Source data:
= = = = =
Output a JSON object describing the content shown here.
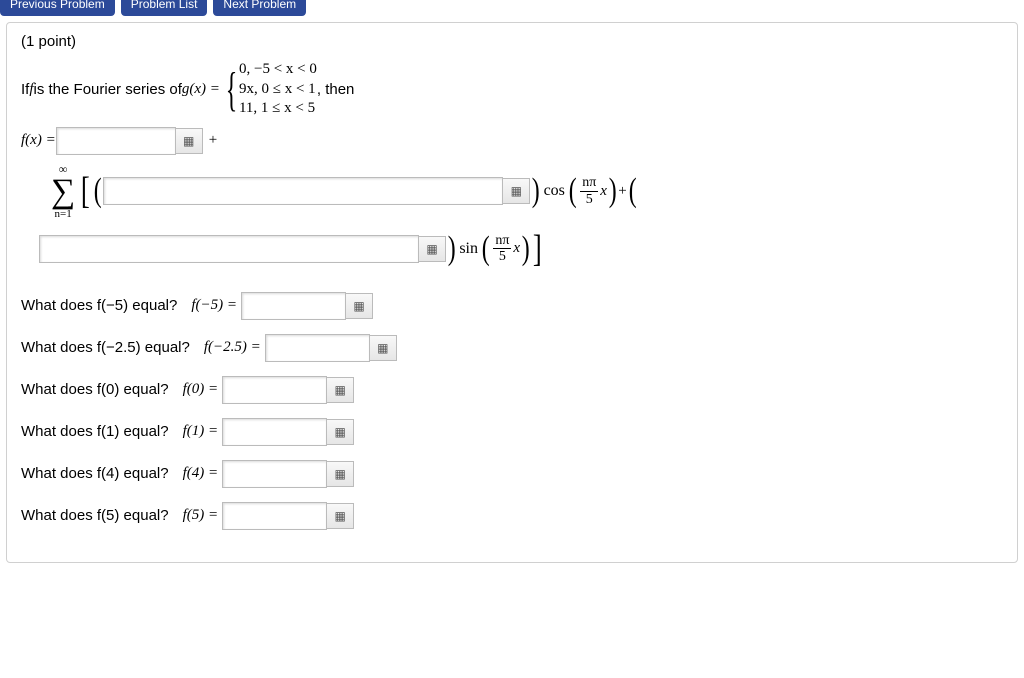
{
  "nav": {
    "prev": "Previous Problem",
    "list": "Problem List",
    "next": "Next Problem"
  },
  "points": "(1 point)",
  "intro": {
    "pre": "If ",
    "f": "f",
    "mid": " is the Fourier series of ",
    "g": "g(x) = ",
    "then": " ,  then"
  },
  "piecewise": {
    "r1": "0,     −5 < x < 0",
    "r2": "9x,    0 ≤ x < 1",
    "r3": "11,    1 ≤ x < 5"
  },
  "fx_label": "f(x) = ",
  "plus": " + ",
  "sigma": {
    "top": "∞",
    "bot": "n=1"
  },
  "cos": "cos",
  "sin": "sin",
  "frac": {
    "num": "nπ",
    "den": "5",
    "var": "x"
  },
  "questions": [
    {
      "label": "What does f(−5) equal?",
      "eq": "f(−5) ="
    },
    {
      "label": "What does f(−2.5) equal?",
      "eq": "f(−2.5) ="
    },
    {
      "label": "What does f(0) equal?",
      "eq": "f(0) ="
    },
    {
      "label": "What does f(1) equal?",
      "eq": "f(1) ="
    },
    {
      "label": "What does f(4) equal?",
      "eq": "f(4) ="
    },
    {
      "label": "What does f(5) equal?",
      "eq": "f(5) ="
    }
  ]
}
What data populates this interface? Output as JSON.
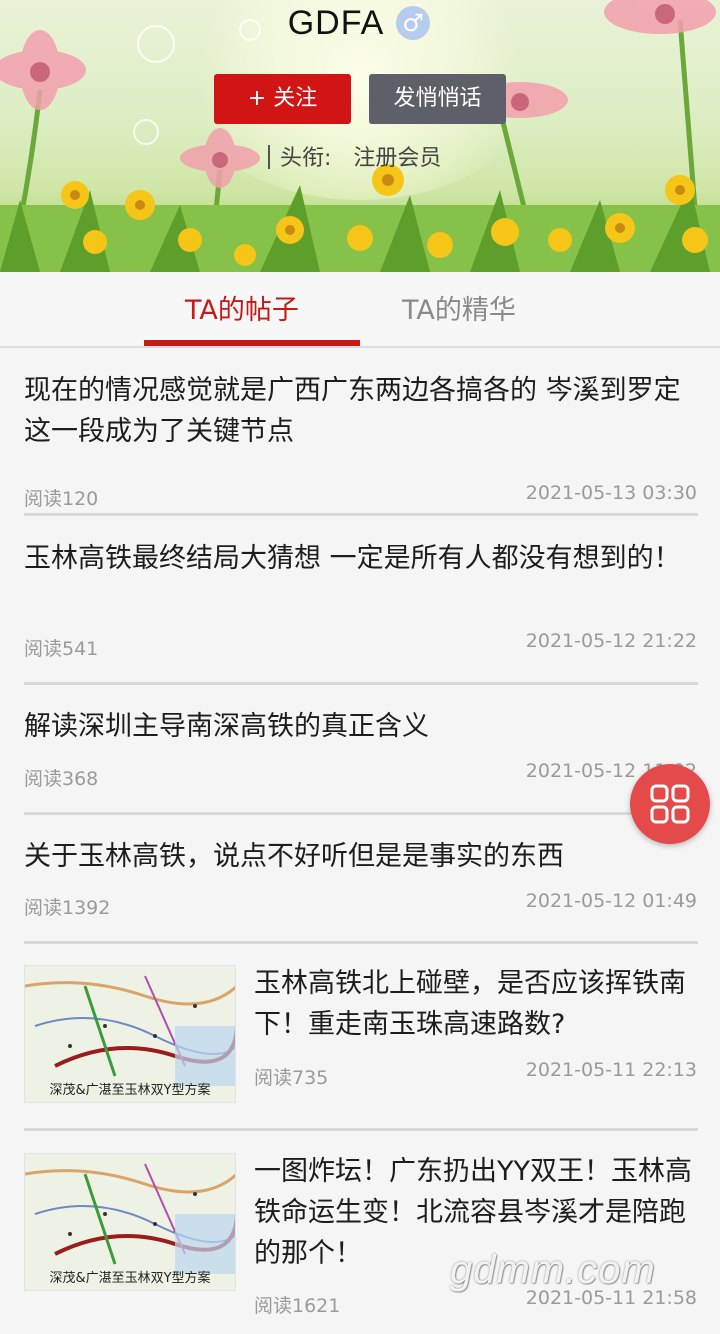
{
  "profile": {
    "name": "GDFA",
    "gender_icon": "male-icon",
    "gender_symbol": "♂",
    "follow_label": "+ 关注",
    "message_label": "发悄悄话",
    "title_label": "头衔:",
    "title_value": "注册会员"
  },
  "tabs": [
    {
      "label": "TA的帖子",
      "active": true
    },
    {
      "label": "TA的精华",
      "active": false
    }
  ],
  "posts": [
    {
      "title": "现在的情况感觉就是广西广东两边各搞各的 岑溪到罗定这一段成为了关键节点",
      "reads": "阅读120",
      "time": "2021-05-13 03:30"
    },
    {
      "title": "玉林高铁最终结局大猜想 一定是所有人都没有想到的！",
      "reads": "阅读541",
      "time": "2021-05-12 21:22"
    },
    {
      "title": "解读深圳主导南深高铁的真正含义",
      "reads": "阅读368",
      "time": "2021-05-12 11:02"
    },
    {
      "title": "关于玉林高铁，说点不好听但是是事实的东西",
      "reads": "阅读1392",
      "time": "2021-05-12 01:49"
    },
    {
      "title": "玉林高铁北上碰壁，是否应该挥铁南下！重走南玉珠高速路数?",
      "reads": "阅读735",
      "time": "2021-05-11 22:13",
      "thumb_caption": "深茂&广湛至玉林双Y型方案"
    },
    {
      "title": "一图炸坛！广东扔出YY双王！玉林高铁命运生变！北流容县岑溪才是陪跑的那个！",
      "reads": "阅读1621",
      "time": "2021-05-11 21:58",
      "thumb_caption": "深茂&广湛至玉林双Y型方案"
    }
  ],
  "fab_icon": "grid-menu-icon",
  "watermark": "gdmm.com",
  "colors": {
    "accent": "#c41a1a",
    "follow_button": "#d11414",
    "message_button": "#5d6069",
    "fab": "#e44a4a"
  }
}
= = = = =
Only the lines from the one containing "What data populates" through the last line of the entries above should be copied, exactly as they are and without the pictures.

Finished task>
What data populates this interface? Output as JSON.
{
  "profile": {
    "name": "GDFA",
    "gender_icon": "male-icon",
    "gender_symbol": "♂",
    "follow_label": "+ 关注",
    "message_label": "发悄悄话",
    "title_label": "头衔:",
    "title_value": "注册会员"
  },
  "tabs": [
    {
      "label": "TA的帖子",
      "active": true
    },
    {
      "label": "TA的精华",
      "active": false
    }
  ],
  "posts": [
    {
      "title": "现在的情况感觉就是广西广东两边各搞各的 岑溪到罗定这一段成为了关键节点",
      "reads": "阅读120",
      "time": "2021-05-13 03:30"
    },
    {
      "title": "玉林高铁最终结局大猜想 一定是所有人都没有想到的！",
      "reads": "阅读541",
      "time": "2021-05-12 21:22"
    },
    {
      "title": "解读深圳主导南深高铁的真正含义",
      "reads": "阅读368",
      "time": "2021-05-12 11:02"
    },
    {
      "title": "关于玉林高铁，说点不好听但是是事实的东西",
      "reads": "阅读1392",
      "time": "2021-05-12 01:49"
    },
    {
      "title": "玉林高铁北上碰壁，是否应该挥铁南下！重走南玉珠高速路数?",
      "reads": "阅读735",
      "time": "2021-05-11 22:13",
      "thumb_caption": "深茂&广湛至玉林双Y型方案"
    },
    {
      "title": "一图炸坛！广东扔出YY双王！玉林高铁命运生变！北流容县岑溪才是陪跑的那个！",
      "reads": "阅读1621",
      "time": "2021-05-11 21:58",
      "thumb_caption": "深茂&广湛至玉林双Y型方案"
    }
  ],
  "fab_icon": "grid-menu-icon",
  "watermark": "gdmm.com",
  "colors": {
    "accent": "#c41a1a",
    "follow_button": "#d11414",
    "message_button": "#5d6069",
    "fab": "#e44a4a"
  }
}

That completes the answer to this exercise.